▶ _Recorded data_
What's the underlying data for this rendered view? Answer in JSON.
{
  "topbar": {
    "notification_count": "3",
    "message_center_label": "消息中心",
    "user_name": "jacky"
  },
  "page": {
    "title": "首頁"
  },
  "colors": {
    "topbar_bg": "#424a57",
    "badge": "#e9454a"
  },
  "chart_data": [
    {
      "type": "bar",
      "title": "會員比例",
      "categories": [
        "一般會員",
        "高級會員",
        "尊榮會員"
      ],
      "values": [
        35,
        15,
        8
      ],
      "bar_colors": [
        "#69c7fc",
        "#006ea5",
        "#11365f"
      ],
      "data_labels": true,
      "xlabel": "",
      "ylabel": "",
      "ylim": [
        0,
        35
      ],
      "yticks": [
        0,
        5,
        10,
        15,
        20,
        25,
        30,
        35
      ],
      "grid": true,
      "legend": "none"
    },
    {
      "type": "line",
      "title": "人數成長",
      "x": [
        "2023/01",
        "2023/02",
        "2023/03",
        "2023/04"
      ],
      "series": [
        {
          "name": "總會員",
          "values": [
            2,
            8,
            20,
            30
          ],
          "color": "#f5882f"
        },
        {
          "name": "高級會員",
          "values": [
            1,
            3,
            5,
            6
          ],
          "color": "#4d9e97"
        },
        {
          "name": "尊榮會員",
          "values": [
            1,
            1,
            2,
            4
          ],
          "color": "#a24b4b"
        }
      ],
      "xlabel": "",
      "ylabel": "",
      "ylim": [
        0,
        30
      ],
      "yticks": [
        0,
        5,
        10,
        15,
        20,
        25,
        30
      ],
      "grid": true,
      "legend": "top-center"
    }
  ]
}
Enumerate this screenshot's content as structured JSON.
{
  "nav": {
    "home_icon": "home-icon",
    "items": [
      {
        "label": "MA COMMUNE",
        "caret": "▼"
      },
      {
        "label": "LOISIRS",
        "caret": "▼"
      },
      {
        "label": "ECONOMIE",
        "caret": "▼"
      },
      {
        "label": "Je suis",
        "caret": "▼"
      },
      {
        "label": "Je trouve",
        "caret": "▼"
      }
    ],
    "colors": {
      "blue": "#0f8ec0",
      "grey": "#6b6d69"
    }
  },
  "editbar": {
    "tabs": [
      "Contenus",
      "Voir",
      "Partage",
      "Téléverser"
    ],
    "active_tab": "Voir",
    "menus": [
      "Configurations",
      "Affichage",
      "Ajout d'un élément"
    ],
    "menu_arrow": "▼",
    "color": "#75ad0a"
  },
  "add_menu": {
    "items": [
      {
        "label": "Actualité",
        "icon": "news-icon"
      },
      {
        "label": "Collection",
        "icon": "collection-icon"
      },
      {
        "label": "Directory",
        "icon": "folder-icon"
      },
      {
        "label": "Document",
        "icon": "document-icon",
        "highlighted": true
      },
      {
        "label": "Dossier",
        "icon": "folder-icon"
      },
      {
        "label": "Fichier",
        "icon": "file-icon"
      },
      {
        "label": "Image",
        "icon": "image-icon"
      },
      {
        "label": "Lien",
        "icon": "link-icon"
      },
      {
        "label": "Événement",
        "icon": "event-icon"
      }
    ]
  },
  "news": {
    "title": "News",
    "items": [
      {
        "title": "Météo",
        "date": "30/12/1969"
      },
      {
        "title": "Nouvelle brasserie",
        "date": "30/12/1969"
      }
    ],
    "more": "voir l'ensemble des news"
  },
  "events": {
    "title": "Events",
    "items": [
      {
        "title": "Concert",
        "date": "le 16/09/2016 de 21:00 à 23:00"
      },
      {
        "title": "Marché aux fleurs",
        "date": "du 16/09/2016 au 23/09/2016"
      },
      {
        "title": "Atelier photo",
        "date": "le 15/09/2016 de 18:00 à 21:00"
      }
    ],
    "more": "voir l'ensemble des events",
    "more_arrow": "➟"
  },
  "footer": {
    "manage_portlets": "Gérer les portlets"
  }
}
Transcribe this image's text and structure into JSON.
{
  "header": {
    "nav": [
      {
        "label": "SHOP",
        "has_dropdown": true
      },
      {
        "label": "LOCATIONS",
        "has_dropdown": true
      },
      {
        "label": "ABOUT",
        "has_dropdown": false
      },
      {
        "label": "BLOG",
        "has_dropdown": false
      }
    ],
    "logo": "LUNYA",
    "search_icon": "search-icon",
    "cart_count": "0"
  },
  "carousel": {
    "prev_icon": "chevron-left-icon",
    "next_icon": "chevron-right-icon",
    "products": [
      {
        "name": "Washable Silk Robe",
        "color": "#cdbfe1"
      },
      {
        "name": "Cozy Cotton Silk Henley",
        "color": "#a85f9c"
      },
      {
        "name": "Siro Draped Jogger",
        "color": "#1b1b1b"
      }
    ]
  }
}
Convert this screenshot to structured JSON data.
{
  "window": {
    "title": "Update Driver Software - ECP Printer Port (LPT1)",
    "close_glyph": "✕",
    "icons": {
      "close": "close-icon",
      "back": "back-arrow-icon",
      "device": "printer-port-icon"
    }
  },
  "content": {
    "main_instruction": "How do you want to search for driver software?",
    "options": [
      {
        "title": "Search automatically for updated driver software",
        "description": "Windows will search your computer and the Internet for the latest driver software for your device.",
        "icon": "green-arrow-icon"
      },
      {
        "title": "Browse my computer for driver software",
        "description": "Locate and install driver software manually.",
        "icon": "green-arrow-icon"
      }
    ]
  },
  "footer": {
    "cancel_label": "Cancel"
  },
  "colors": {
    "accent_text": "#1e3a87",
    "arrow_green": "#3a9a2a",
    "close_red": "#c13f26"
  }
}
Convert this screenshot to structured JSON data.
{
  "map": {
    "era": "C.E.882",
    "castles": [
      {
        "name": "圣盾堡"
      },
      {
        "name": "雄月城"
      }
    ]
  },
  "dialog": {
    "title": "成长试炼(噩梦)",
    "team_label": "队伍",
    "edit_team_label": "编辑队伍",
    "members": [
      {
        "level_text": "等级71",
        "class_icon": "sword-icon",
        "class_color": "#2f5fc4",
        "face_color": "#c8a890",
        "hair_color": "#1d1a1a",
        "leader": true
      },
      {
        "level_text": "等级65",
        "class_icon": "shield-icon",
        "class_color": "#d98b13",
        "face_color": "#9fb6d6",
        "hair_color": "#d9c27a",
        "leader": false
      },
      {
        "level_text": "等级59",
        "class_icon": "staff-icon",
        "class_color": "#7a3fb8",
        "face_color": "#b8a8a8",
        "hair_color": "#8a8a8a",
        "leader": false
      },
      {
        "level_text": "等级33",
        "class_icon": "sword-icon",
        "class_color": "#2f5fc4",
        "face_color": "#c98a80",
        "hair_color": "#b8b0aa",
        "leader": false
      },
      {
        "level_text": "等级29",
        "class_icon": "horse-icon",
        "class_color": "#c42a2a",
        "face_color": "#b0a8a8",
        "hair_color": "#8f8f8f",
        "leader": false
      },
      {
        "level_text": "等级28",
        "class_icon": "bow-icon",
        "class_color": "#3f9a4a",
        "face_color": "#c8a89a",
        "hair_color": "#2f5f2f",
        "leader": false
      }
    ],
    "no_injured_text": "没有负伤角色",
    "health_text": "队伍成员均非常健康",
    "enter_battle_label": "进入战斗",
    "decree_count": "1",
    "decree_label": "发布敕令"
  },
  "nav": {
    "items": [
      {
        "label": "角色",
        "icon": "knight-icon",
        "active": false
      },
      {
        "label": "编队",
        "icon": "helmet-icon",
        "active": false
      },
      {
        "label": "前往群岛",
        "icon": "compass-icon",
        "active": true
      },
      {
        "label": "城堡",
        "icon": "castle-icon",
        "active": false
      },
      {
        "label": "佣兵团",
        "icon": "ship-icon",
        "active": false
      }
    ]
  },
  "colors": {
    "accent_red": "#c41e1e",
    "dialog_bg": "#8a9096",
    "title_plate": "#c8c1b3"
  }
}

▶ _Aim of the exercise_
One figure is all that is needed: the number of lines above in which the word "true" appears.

▶ _Expected answer_
8